[Web page and app entries]
+++

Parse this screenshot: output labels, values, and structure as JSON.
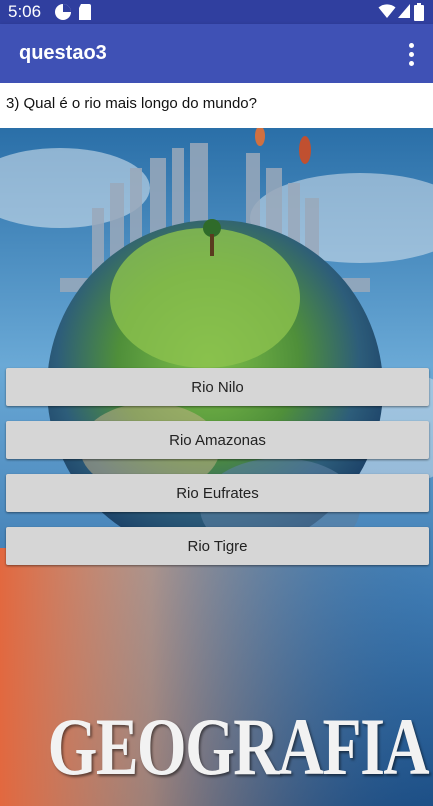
{
  "status_bar": {
    "time": "5:06",
    "icons": [
      "data-saver-icon",
      "sim-card-icon",
      "wifi-icon",
      "signal-icon",
      "battery-icon"
    ]
  },
  "app_bar": {
    "title": "questao3",
    "overflow_icon": "more-vert-icon",
    "color": "#3f51b5",
    "status_color": "#303f9f"
  },
  "question": {
    "text": "3) Qual é o rio mais longo do mundo?"
  },
  "answers": [
    {
      "label": "Rio Nilo"
    },
    {
      "label": "Rio Amazonas"
    },
    {
      "label": "Rio Eufrates"
    },
    {
      "label": "Rio Tigre"
    }
  ],
  "background_image": {
    "caption": "GEOGRAFIA"
  }
}
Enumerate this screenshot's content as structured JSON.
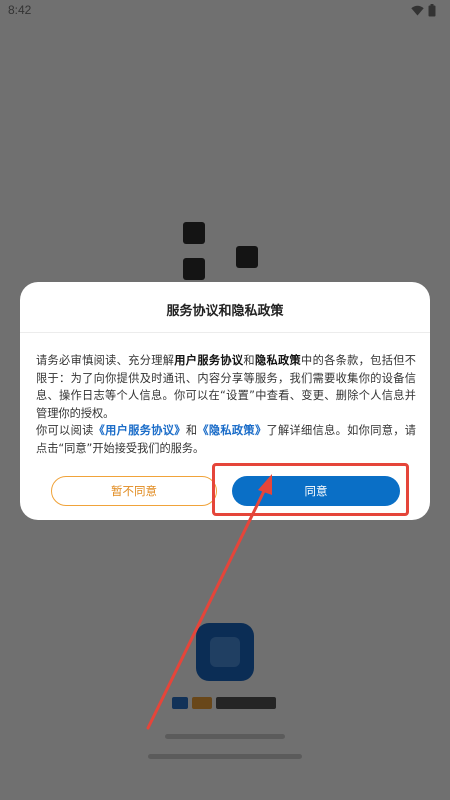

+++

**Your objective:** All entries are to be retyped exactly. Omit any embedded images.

**Completed task:**
Parse this screenshot: output labels, values, and structure as JSON.
{
  "status_bar": {
    "time": "5:06",
    "icons": [
      "data-saver-icon",
      "sim-card-icon",
      "wifi-icon",
      "signal-icon",
      "battery-icon"
    ]
  },
  "app_bar": {
    "title": "questao3",
    "overflow_icon": "more-vert-icon",
    "color": "#3f51b5",
    "status_color": "#303f9f"
  },
  "question": {
    "text": "3) Qual é o rio mais longo do mundo?"
  },
  "answers": [
    {
      "label": "Rio Nilo"
    },
    {
      "label": "Rio Amazonas"
    },
    {
      "label": "Rio Eufrates"
    },
    {
      "label": "Rio Tigre"
    }
  ],
  "background_image": {
    "caption": "GEOGRAFIA"
  }
}
Enumerate this screenshot's content as structured JSON.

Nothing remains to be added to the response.